[INFORMATION SHOWN Boundary: Start]

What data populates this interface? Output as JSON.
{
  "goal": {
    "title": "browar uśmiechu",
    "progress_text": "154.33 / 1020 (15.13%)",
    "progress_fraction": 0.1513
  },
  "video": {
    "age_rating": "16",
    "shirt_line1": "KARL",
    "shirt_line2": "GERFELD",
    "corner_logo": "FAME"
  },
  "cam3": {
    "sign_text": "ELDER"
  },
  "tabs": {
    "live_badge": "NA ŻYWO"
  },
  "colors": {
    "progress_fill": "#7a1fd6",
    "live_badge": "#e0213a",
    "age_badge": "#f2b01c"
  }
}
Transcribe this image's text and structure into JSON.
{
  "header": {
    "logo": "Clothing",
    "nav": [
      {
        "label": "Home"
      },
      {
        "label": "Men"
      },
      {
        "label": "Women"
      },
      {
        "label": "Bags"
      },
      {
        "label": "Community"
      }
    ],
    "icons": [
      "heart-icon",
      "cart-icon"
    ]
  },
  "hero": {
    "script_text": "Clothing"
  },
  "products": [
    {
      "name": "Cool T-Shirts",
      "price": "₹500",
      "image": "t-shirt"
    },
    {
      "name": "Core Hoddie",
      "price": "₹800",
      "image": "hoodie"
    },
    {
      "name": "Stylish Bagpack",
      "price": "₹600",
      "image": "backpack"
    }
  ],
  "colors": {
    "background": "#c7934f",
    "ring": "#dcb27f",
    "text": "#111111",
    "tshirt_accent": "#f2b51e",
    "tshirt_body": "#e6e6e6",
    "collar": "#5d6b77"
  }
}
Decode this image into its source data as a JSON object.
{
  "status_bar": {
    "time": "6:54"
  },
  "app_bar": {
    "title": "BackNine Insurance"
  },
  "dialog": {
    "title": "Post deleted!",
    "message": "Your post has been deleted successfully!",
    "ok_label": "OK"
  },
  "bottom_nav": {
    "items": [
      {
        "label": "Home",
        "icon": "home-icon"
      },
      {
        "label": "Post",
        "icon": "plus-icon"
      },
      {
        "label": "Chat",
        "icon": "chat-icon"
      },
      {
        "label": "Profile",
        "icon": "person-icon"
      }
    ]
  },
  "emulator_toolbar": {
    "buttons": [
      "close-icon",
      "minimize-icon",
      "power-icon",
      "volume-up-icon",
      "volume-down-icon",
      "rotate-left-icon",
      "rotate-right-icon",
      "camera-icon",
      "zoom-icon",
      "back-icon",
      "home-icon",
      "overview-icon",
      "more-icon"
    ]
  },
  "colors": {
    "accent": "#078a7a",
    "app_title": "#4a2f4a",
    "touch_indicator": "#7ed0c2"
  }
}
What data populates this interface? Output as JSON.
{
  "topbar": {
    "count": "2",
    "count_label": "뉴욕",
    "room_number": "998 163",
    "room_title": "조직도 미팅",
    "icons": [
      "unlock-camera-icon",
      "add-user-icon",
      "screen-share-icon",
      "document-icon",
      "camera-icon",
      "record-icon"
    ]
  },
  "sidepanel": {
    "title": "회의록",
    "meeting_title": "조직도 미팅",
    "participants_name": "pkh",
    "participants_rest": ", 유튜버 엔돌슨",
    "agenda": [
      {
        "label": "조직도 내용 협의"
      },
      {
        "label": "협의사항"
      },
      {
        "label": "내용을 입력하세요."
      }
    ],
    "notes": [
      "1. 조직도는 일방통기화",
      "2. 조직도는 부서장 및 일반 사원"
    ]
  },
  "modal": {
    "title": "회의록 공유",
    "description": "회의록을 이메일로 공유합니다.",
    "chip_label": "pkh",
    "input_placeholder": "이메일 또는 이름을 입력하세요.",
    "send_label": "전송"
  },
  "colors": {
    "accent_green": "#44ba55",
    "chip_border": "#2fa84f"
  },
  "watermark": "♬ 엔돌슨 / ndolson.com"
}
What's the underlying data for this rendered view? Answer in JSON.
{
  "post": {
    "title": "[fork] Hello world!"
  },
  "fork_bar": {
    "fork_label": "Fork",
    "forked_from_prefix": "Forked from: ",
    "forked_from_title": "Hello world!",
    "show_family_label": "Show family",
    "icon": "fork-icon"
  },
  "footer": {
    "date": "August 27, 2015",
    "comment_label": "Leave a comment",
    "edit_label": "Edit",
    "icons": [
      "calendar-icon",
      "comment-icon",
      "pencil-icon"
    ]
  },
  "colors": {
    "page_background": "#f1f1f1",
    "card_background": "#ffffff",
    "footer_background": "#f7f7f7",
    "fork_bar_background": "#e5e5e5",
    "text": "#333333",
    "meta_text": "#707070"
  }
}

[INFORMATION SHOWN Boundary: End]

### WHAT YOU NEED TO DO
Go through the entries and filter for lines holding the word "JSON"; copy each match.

### ANSWER SECTION
What data populates this interface? Output as JSON.
Transcribe this image's text and structure into JSON.
Decode this image into its source data as a JSON object.
What data populates this interface? Output as JSON.
What's the underlying data for this rendered view? Answer in JSON.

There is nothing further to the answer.